TASK DETAILS: Copy out each line of the data that holds the string "height".
** DATA PROVIDED follows **
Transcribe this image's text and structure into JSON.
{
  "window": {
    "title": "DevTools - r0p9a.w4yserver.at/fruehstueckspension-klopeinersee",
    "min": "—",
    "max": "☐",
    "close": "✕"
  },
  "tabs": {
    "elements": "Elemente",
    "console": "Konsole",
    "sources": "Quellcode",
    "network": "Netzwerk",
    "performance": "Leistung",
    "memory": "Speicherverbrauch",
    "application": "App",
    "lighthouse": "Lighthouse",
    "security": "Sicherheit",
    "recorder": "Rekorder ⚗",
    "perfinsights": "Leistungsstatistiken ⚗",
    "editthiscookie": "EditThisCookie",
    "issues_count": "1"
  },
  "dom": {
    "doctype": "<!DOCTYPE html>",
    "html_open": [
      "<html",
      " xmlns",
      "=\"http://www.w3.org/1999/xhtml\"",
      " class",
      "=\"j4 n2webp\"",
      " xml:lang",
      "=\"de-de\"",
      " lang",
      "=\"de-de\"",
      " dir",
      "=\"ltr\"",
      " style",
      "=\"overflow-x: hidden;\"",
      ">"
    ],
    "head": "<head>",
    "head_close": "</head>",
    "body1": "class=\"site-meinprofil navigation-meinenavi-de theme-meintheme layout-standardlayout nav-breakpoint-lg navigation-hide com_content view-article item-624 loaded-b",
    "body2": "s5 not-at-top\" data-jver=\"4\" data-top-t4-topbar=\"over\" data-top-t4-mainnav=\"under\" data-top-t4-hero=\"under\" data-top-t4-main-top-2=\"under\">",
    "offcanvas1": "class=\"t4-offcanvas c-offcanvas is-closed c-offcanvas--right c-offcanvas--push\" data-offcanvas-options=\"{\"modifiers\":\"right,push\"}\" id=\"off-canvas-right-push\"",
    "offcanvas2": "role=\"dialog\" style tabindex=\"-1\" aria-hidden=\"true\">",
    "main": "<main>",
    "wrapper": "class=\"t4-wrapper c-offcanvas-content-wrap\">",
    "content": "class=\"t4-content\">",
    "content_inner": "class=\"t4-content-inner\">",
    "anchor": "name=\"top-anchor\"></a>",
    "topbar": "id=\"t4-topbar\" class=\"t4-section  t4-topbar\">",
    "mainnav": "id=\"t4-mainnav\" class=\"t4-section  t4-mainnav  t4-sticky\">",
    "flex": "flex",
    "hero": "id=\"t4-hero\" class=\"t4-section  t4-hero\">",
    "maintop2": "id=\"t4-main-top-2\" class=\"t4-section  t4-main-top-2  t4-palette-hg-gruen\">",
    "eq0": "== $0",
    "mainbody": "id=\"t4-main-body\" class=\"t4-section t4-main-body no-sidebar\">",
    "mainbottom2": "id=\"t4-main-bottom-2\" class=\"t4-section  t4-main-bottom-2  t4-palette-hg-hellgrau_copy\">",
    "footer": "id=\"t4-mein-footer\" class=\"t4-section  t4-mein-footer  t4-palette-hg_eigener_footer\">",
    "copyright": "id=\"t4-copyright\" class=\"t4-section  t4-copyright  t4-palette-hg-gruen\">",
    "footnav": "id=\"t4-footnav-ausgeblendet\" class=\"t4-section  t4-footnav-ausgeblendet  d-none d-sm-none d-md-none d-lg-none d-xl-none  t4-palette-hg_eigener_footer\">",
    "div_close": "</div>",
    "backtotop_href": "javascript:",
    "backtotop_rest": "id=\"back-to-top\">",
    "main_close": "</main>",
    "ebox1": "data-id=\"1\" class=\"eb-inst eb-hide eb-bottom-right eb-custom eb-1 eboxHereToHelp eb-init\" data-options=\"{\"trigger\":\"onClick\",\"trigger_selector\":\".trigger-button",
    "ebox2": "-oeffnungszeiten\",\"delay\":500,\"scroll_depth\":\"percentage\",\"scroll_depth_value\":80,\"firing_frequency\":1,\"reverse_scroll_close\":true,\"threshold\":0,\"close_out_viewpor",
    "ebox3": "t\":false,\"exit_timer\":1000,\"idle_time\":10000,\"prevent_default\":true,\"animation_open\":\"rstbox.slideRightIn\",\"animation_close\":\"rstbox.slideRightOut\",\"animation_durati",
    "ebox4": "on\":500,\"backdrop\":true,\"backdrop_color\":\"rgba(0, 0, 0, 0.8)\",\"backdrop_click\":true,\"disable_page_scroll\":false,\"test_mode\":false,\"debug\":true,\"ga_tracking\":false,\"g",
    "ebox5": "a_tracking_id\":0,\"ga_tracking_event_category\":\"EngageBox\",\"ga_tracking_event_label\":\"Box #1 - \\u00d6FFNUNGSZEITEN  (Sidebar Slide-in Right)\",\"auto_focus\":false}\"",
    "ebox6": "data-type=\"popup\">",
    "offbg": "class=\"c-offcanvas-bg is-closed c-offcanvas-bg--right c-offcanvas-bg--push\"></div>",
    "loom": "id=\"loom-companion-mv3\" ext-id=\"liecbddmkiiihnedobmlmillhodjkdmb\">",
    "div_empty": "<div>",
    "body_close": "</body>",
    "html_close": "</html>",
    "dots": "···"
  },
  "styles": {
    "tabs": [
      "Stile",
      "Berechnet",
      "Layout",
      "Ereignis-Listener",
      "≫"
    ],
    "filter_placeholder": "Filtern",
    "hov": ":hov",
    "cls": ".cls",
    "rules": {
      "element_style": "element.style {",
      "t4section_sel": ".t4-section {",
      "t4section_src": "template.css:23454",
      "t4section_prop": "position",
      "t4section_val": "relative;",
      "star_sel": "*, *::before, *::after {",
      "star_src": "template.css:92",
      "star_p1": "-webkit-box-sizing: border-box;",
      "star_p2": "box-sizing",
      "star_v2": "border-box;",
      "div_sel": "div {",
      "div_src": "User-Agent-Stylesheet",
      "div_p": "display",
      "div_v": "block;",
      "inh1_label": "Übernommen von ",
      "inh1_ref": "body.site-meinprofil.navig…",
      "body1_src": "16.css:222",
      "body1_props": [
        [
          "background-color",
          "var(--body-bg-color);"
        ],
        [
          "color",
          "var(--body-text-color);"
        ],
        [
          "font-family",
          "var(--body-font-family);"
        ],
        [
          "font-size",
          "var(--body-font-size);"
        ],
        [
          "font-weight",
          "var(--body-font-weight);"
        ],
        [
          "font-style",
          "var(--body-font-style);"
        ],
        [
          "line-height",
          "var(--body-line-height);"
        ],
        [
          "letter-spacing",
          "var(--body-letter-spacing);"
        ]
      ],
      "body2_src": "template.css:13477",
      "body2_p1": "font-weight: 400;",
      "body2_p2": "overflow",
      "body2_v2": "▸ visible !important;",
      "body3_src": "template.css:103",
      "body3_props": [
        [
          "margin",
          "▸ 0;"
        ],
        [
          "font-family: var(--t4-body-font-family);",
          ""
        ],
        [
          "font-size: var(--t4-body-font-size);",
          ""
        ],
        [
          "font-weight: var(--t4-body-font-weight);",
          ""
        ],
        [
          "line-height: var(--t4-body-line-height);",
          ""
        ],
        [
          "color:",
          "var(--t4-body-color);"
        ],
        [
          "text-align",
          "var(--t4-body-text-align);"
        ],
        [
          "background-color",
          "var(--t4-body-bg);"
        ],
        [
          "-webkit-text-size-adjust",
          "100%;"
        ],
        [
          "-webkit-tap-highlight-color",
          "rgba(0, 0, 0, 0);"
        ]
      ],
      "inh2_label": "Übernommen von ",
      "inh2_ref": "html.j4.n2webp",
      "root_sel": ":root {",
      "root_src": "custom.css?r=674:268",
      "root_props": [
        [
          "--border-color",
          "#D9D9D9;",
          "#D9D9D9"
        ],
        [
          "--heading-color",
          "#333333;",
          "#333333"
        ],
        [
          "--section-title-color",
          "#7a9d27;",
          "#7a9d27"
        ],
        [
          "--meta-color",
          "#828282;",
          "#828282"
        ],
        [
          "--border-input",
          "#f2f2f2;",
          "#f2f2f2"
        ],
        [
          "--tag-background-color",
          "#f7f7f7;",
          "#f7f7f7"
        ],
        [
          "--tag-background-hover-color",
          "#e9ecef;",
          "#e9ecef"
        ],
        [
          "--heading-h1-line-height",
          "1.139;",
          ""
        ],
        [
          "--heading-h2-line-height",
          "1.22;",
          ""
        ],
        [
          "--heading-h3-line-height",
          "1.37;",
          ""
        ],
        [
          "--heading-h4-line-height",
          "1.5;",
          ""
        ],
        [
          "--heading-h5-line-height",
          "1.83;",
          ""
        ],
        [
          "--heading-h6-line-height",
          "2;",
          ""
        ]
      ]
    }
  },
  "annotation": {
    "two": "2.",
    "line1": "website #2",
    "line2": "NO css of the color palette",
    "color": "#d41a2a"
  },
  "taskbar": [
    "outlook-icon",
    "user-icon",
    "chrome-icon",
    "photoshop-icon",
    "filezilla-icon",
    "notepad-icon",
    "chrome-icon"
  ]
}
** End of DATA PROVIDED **
RESULT BELOW:
          "line-height",
          "var(--body-line-height);"
          "line-height: var(--t4-body-line-height);",
          "--heading-h1-line-height",
          "--heading-h2-line-height",
          "--heading-h3-line-height",
          "--heading-h4-line-height",
          "--heading-h5-line-height",
          "--heading-h6-line-height",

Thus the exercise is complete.